Work order
Please count, in the material below, each line containing "Internet", and report only the number.

The input Start Marker

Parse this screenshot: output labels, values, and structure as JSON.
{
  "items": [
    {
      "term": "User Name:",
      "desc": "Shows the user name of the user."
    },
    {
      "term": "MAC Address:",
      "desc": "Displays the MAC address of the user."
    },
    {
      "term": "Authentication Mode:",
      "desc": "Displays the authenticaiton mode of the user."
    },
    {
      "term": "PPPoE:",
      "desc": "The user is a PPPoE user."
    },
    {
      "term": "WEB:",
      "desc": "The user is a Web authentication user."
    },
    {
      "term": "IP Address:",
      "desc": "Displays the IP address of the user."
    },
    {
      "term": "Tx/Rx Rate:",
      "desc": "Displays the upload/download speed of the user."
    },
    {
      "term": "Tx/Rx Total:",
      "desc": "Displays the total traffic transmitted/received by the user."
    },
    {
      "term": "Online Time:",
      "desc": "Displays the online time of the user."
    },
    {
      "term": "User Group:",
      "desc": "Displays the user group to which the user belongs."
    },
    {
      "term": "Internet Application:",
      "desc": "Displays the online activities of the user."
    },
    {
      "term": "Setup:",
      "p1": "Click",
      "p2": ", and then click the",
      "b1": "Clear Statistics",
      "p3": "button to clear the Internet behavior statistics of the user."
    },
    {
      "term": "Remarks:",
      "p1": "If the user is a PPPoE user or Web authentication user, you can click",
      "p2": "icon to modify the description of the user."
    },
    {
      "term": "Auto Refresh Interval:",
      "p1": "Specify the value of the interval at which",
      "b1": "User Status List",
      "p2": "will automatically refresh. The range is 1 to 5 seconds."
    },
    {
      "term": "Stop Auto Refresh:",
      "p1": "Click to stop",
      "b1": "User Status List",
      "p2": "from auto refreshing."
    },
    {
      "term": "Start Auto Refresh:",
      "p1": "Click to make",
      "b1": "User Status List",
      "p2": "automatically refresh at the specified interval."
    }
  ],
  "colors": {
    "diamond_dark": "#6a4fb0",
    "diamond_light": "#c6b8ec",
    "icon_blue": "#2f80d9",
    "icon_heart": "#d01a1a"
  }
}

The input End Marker

Exercise solution
2